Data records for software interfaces
────

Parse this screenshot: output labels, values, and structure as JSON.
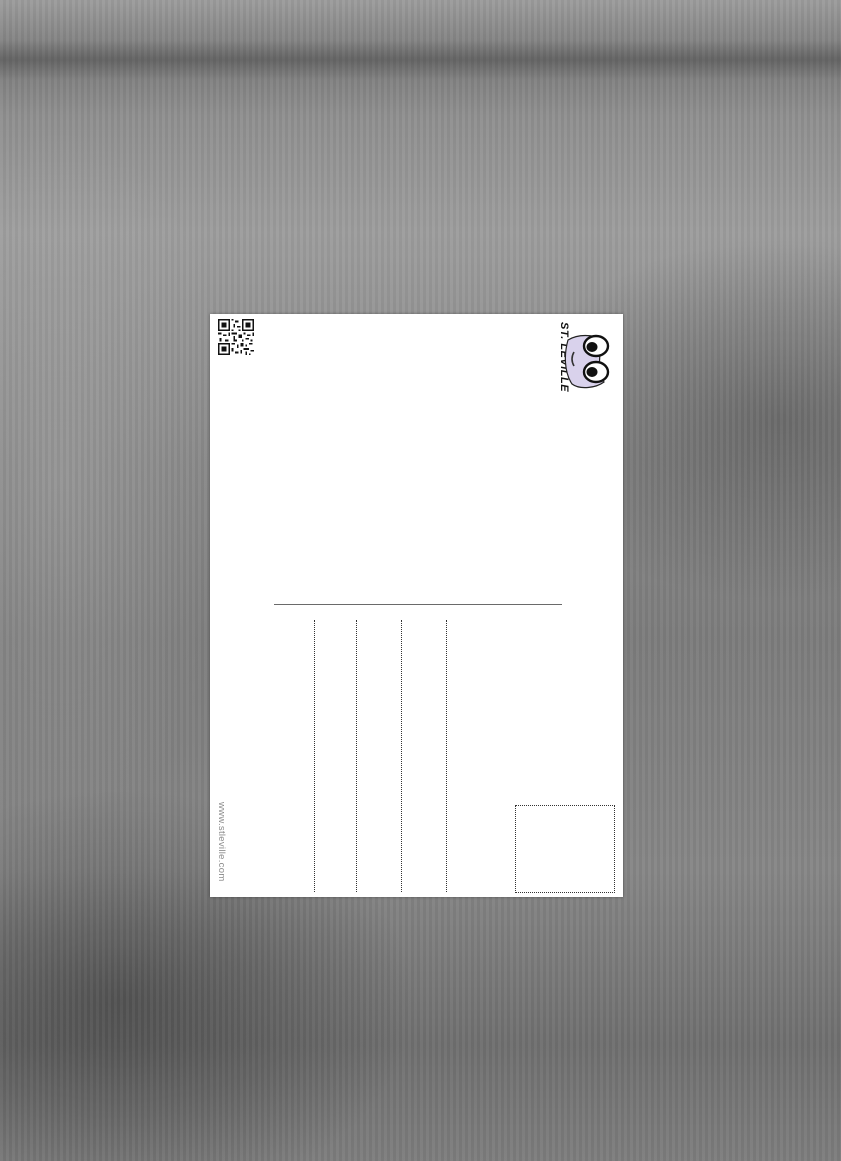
{
  "postcard": {
    "brand_name": "ST. LEVILLE",
    "website": "www.stleville.com",
    "address_lines": 4,
    "qr_icon": "qr-code-icon",
    "mascot_icon": "cartoon-eyes-mascot-icon",
    "colors": {
      "card": "#ffffff",
      "mascot_face": "#d9d2ec",
      "ink": "#111111",
      "website_text": "#8a8a8a"
    }
  }
}
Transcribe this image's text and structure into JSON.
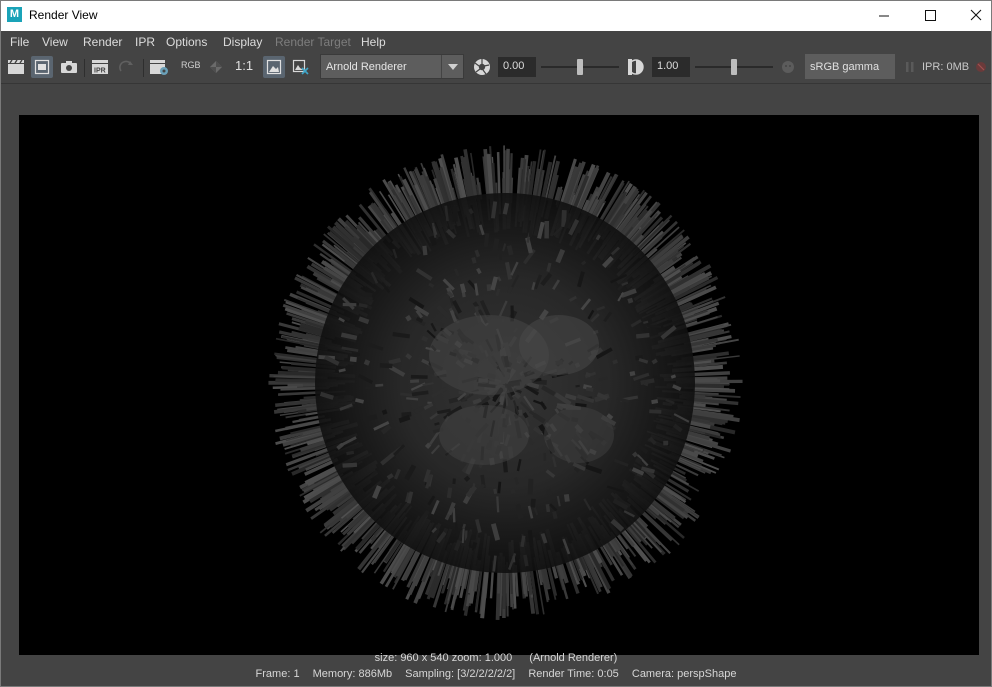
{
  "window": {
    "title": "Render View",
    "app_icon_letter": "M"
  },
  "menu": [
    {
      "label": "File",
      "enabled": true
    },
    {
      "label": "View",
      "enabled": true
    },
    {
      "label": "Render",
      "enabled": true
    },
    {
      "label": "IPR",
      "enabled": true
    },
    {
      "label": "Options",
      "enabled": true
    },
    {
      "label": "Display",
      "enabled": true
    },
    {
      "label": "Render Target",
      "enabled": false
    },
    {
      "label": "Help",
      "enabled": true
    }
  ],
  "toolbar": {
    "rgb_label": "RGB",
    "ratio_label": "1:1",
    "renderer": "Arnold Renderer",
    "exposure": "0.00",
    "exposure_level": 0.5,
    "gamma": "1.00",
    "gamma_level": 0.5,
    "color_space": "sRGB gamma",
    "ipr_memory": "IPR: 0MB"
  },
  "status": {
    "size": "size: 960 x 540 zoom: 1.000",
    "renderer": "(Arnold Renderer)",
    "frame": "Frame: 1",
    "memory": "Memory: 886Mb",
    "sampling": "Sampling: [3/2/2/2/2/2]",
    "render_time": "Render Time: 0:05",
    "camera": "Camera: perspShape"
  },
  "colors": {
    "accent": "#1aa3b8",
    "background": "#444444",
    "field": "#2b2b2b"
  }
}
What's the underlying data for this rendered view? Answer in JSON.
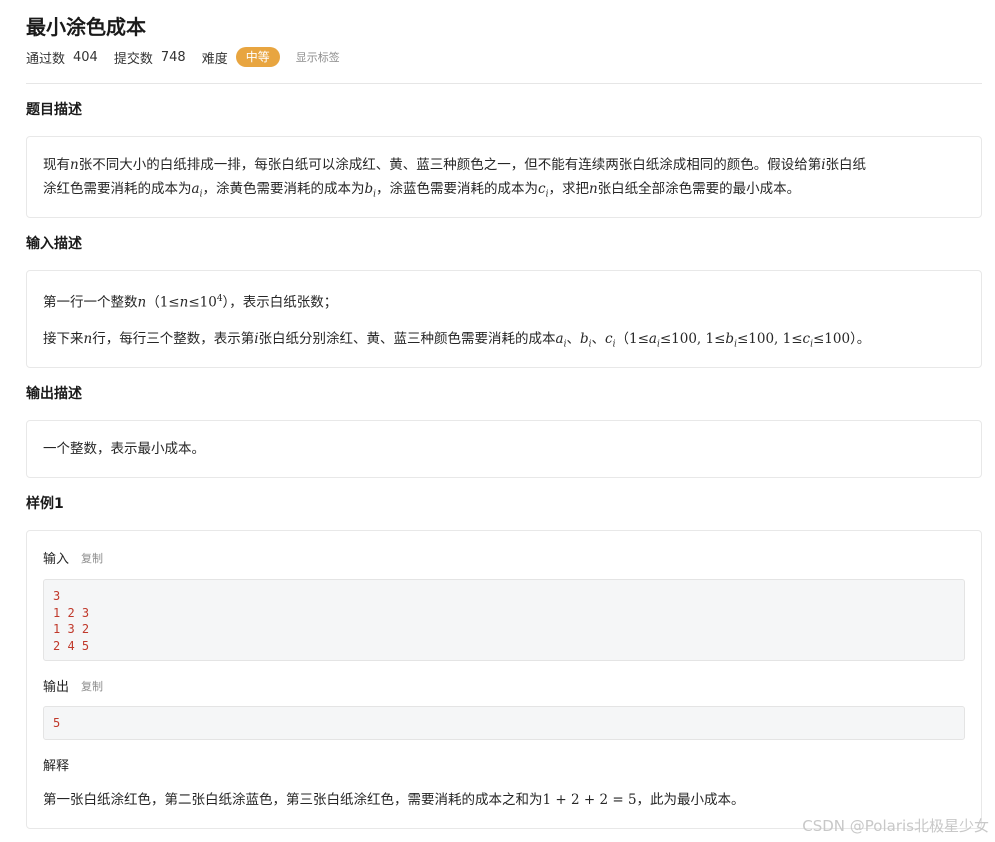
{
  "problem": {
    "title": "最小涂色成本",
    "pass_label": "通过数",
    "pass_count": "404",
    "submit_label": "提交数",
    "submit_count": "748",
    "difficulty_label": "难度",
    "difficulty": "中等",
    "show_tags": "显示标签",
    "colors": {
      "difficulty_badge": "#e8a540",
      "code_text": "#c0392b"
    }
  },
  "description": {
    "heading": "题目描述",
    "p1": [
      "现有",
      "n",
      "张不同大小的白纸排成一排，每张白纸可以涂成红、黄、蓝三种颜色之一，但不能有连续两张白纸涂成相同的颜色。假设给第",
      "i",
      "张白纸"
    ],
    "p2": [
      "涂红色需要消耗的成本为",
      "a",
      "i",
      "，涂黄色需要消耗的成本为",
      "b",
      "i",
      "，涂蓝色需要消耗的成本为",
      "c",
      "i",
      "，求把",
      "n",
      "张白纸全部涂色需要的最小成本。"
    ]
  },
  "input": {
    "heading": "输入描述",
    "line1": [
      "第一行一个整数",
      "n",
      "（",
      "1≤",
      "n",
      "≤10",
      "4",
      "），表示白纸张数；"
    ],
    "line2": [
      "接下来",
      "n",
      "行，每行三个整数，表示第",
      "i",
      "张白纸分别涂红、黄、蓝三种颜色需要消耗的成本",
      "a",
      "i",
      "、",
      "b",
      "i",
      "、",
      "c",
      "i",
      "（",
      "1≤",
      "a",
      "i",
      "≤100, 1≤",
      "b",
      "i",
      "≤100, 1≤",
      "c",
      "i",
      "≤100",
      "）。"
    ]
  },
  "output": {
    "heading": "输出描述",
    "text": "一个整数，表示最小成本。"
  },
  "sample": {
    "heading": "样例1",
    "input_label": "输入",
    "output_label": "输出",
    "copy_label": "复制",
    "input_lines": [
      "3",
      "1 2 3",
      "1 3 2",
      "2 4 5"
    ],
    "output_lines": [
      "5"
    ],
    "explain_label": "解释",
    "explain": [
      "第一张白纸涂红色，第二张白纸涂蓝色，第三张白纸涂红色，需要消耗的成本之和为",
      "1 + 2 + 2 = 5",
      "，此为最小成本。"
    ]
  },
  "watermark": "CSDN @Polaris北极星少女"
}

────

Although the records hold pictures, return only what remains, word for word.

• **Response area**
Parse this screenshot: output labels, values, and structure as JSON.
{
  "postcard": {
    "brand_name": "ST. LEVILLE",
    "website": "www.stleville.com",
    "address_lines": 4,
    "qr_icon": "qr-code-icon",
    "mascot_icon": "cartoon-eyes-mascot-icon",
    "colors": {
      "card": "#ffffff",
      "mascot_face": "#d9d2ec",
      "ink": "#111111",
      "website_text": "#8a8a8a"
    }
  }
}
Transcribe this image's text and structure into JSON.
{
  "window": {
    "title": "Render View",
    "app_icon_letter": "M"
  },
  "menu": [
    {
      "label": "File",
      "enabled": true
    },
    {
      "label": "View",
      "enabled": true
    },
    {
      "label": "Render",
      "enabled": true
    },
    {
      "label": "IPR",
      "enabled": true
    },
    {
      "label": "Options",
      "enabled": true
    },
    {
      "label": "Display",
      "enabled": true
    },
    {
      "label": "Render Target",
      "enabled": false
    },
    {
      "label": "Help",
      "enabled": true
    }
  ],
  "toolbar": {
    "rgb_label": "RGB",
    "ratio_label": "1:1",
    "renderer": "Arnold Renderer",
    "exposure": "0.00",
    "exposure_level": 0.5,
    "gamma": "1.00",
    "gamma_level": 0.5,
    "color_space": "sRGB gamma",
    "ipr_memory": "IPR: 0MB"
  },
  "status": {
    "size": "size: 960 x 540 zoom: 1.000",
    "renderer": "(Arnold Renderer)",
    "frame": "Frame: 1",
    "memory": "Memory: 886Mb",
    "sampling": "Sampling: [3/2/2/2/2/2]",
    "render_time": "Render Time: 0:05",
    "camera": "Camera: perspShape"
  },
  "colors": {
    "accent": "#1aa3b8",
    "background": "#444444",
    "field": "#2b2b2b"
  }
}
What's the underlying data for this rendered view? Answer in JSON.
{
  "problem": {
    "title": "最小涂色成本",
    "pass_label": "通过数",
    "pass_count": "404",
    "submit_label": "提交数",
    "submit_count": "748",
    "difficulty_label": "难度",
    "difficulty": "中等",
    "show_tags": "显示标签",
    "colors": {
      "difficulty_badge": "#e8a540",
      "code_text": "#c0392b"
    }
  },
  "description": {
    "heading": "题目描述",
    "p1": [
      "现有",
      "n",
      "张不同大小的白纸排成一排，每张白纸可以涂成红、黄、蓝三种颜色之一，但不能有连续两张白纸涂成相同的颜色。假设给第",
      "i",
      "张白纸"
    ],
    "p2": [
      "涂红色需要消耗的成本为",
      "a",
      "i",
      "，涂黄色需要消耗的成本为",
      "b",
      "i",
      "，涂蓝色需要消耗的成本为",
      "c",
      "i",
      "，求把",
      "n",
      "张白纸全部涂色需要的最小成本。"
    ]
  },
  "input": {
    "heading": "输入描述",
    "line1": [
      "第一行一个整数",
      "n",
      "（",
      "1≤",
      "n",
      "≤10",
      "4",
      "），表示白纸张数；"
    ],
    "line2": [
      "接下来",
      "n",
      "行，每行三个整数，表示第",
      "i",
      "张白纸分别涂红、黄、蓝三种颜色需要消耗的成本",
      "a",
      "i",
      "、",
      "b",
      "i",
      "、",
      "c",
      "i",
      "（",
      "1≤",
      "a",
      "i",
      "≤100, 1≤",
      "b",
      "i",
      "≤100, 1≤",
      "c",
      "i",
      "≤100",
      "）。"
    ]
  },
  "output": {
    "heading": "输出描述",
    "text": "一个整数，表示最小成本。"
  },
  "sample": {
    "heading": "样例1",
    "input_label": "输入",
    "output_label": "输出",
    "copy_label": "复制",
    "input_lines": [
      "3",
      "1 2 3",
      "1 3 2",
      "2 4 5"
    ],
    "output_lines": [
      "5"
    ],
    "explain_label": "解释",
    "explain": [
      "第一张白纸涂红色，第二张白纸涂蓝色，第三张白纸涂红色，需要消耗的成本之和为",
      "1 + 2 + 2 = 5",
      "，此为最小成本。"
    ]
  },
  "watermark": "CSDN @Polaris北极星少女"
}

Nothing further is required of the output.